The De Dios family is your ideal Filipino household save for the fact that it’s headed by a an actual leader of the community, Tunying (Ricky Davao), a barangay captain. Right off the bat, the foreshadowing of darker things to come is clearly shown by ‘accidents’ happening at inopportune moments. Her three sons (JC De Vera, Jason Abalos, RJ Agustin) are your typical rowdy boys, flirting around with girls, drowning themselves in liquor when they have problems too heavy to carry, but still coming home on time for meals at their family table. Little did they know that their fate will be similar to what Mercy de Dios (Nora Aunor), the matriarch, has read in the newspaper.
Like Real Florido’s 1st Ko si 3rd, the film’s central character is a woman yet it obviously depicts a world where men rule and women are indecisive. The CHR official (Ces Quesada) might have started off strong when she went marching up to the house with her forensic team to investigate the attack that happened, but after two more scenes, she is shown nonchalantly putting on her lipstick with the attorney handling the case (Victor Neri), apparently suddenly oblivious of the family’s plight and turning tail because of the powers that be. Even Mercy, when she had to take her seat at the head of the table, is shown as fidgety and unsure of handling such a big responsibility thrust upon her shoulders.
The best element of the film is Topel Lee’s cinematography, which usually goes behind and around the characters, as established in the opening scene during the conversation between the family meal. In that particular scene, and on others where a metaphor of balance need to be portrayed, it equally focuses on the character in the frame like the panopticon it is. However, when female characters is included the frame, such as the scene where Nora Aunor is eavesdropping, the camera just quickly changes focus to show her face. This unusual camera movement and angle also happens in the scenes of Rhen Escaño and Coleen Perez, both romantic interests of Mercy’s sons, and both shown to be either argumentative or easily giving up.
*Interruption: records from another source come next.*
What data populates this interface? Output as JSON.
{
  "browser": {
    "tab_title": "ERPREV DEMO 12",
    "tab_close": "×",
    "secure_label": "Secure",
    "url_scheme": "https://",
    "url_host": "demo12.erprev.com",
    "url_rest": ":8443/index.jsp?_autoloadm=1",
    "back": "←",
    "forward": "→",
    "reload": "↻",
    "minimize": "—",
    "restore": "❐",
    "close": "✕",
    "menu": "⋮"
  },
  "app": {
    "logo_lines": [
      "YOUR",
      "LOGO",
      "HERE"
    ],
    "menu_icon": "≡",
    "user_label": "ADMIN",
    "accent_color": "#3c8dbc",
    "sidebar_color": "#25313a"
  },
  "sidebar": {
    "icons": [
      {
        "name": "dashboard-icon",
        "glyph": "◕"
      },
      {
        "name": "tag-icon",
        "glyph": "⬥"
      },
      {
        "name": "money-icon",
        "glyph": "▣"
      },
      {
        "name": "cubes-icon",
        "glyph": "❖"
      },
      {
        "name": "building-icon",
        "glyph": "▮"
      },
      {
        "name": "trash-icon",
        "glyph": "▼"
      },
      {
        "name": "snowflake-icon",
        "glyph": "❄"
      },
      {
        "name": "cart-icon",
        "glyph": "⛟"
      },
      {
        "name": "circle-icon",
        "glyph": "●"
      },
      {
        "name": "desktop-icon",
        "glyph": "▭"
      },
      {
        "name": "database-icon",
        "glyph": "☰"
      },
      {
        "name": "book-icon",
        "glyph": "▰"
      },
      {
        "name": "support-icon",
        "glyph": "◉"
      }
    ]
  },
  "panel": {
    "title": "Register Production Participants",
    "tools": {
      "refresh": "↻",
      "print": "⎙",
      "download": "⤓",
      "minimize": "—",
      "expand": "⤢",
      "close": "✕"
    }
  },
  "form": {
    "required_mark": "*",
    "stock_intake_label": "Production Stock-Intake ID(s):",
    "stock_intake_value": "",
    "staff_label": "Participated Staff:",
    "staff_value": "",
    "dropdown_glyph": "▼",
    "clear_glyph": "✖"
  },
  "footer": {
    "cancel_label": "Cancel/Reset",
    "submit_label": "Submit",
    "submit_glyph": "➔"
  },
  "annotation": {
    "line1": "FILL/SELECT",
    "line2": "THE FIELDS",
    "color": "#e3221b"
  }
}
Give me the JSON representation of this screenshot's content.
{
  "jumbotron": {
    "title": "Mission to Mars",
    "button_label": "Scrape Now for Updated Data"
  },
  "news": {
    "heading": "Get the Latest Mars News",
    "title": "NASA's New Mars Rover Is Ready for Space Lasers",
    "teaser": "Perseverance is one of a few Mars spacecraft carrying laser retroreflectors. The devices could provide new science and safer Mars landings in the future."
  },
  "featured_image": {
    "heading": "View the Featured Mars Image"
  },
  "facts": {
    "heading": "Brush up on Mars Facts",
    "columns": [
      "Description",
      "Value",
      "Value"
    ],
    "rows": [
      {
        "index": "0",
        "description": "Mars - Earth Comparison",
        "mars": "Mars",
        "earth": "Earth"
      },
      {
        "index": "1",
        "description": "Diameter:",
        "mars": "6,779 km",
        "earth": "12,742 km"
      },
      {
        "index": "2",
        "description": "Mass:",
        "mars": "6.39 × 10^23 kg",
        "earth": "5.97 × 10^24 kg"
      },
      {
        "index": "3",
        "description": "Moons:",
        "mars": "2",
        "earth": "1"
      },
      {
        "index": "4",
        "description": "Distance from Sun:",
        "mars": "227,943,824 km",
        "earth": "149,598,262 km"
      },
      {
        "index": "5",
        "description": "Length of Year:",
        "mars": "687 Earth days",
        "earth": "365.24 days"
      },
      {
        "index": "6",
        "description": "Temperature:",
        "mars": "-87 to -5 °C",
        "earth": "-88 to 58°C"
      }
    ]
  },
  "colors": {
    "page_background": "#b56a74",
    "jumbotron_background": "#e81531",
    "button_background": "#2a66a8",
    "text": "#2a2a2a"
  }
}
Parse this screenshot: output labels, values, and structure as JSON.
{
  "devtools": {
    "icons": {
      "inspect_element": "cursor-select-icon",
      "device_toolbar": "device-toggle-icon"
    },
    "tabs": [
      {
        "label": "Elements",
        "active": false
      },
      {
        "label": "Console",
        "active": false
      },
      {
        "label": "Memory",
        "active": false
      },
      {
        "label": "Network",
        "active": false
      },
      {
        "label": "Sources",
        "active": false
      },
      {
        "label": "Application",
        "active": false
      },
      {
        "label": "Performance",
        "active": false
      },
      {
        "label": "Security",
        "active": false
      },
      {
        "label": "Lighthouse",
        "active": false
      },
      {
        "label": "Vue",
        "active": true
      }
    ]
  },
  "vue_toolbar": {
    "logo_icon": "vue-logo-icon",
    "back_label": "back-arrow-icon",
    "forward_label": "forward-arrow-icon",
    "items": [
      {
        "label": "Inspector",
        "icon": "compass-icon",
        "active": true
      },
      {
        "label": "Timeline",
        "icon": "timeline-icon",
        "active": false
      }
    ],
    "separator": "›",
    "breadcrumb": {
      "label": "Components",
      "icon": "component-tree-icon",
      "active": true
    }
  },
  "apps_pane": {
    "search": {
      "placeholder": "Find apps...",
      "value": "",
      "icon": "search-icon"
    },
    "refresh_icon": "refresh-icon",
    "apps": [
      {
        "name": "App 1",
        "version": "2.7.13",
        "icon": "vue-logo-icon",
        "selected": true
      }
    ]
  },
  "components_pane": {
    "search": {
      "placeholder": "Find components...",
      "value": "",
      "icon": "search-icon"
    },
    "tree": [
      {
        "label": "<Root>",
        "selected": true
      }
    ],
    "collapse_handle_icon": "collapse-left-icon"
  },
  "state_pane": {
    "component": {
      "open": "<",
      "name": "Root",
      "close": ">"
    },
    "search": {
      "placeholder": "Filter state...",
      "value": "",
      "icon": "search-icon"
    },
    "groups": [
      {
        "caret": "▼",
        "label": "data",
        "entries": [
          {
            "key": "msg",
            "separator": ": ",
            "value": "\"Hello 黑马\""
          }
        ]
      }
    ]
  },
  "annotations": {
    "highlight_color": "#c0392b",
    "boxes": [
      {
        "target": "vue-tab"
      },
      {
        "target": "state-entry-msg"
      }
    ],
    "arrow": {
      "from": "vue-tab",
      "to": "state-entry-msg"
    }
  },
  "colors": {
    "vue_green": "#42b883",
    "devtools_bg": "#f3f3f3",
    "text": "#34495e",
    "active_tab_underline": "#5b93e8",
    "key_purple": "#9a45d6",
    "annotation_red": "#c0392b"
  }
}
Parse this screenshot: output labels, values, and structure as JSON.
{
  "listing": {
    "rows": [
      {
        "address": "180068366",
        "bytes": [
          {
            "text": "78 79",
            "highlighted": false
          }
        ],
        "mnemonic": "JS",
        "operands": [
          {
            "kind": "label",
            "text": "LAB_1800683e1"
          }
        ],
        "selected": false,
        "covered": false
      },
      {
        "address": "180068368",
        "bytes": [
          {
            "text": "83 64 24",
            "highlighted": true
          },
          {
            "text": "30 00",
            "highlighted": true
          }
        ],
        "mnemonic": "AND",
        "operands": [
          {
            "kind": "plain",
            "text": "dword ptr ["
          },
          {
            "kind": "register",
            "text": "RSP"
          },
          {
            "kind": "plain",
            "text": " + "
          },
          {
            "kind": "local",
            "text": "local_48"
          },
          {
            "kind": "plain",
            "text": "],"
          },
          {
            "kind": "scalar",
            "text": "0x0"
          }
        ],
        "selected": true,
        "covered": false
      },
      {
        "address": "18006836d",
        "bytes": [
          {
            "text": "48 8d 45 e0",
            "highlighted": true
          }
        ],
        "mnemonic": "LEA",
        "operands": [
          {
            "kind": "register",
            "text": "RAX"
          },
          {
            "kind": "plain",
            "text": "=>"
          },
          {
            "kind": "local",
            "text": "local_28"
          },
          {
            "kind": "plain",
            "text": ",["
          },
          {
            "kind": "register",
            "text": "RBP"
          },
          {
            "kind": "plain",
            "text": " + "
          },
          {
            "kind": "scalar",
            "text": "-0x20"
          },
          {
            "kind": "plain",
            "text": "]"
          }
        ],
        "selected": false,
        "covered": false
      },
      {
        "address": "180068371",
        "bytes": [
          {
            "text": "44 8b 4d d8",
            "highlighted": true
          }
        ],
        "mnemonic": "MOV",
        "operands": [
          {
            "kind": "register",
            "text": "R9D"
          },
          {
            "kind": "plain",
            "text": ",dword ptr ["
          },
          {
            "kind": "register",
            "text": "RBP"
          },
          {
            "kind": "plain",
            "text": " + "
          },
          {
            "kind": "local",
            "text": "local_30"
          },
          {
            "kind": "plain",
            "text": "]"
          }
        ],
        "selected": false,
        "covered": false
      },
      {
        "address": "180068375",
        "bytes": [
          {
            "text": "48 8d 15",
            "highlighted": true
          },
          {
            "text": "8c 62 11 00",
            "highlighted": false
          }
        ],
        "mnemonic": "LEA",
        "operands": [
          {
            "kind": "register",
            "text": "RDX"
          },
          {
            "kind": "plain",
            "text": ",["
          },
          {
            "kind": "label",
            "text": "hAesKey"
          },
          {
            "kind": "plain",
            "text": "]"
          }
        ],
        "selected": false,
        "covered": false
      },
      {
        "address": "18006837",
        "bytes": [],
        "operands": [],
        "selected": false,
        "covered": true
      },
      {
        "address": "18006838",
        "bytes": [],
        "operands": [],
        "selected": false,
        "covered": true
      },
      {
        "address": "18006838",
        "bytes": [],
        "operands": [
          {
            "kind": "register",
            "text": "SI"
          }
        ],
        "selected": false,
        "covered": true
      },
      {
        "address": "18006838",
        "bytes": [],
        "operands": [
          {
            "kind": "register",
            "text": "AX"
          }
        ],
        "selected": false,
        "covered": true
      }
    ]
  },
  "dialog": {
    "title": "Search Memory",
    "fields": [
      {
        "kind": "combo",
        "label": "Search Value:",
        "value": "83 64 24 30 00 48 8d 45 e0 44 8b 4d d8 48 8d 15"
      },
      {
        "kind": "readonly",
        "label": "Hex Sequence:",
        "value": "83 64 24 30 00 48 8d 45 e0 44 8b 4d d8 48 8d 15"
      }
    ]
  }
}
“Tama ka marahil, higante nga ang binabangga natin,” said the attorney to Mercy towards the end as they march into the unknown where the real fight has begun. In our society, we have recently begun tolerating that women can level the playing field with men, but to get to acceptance, we all have to forge on.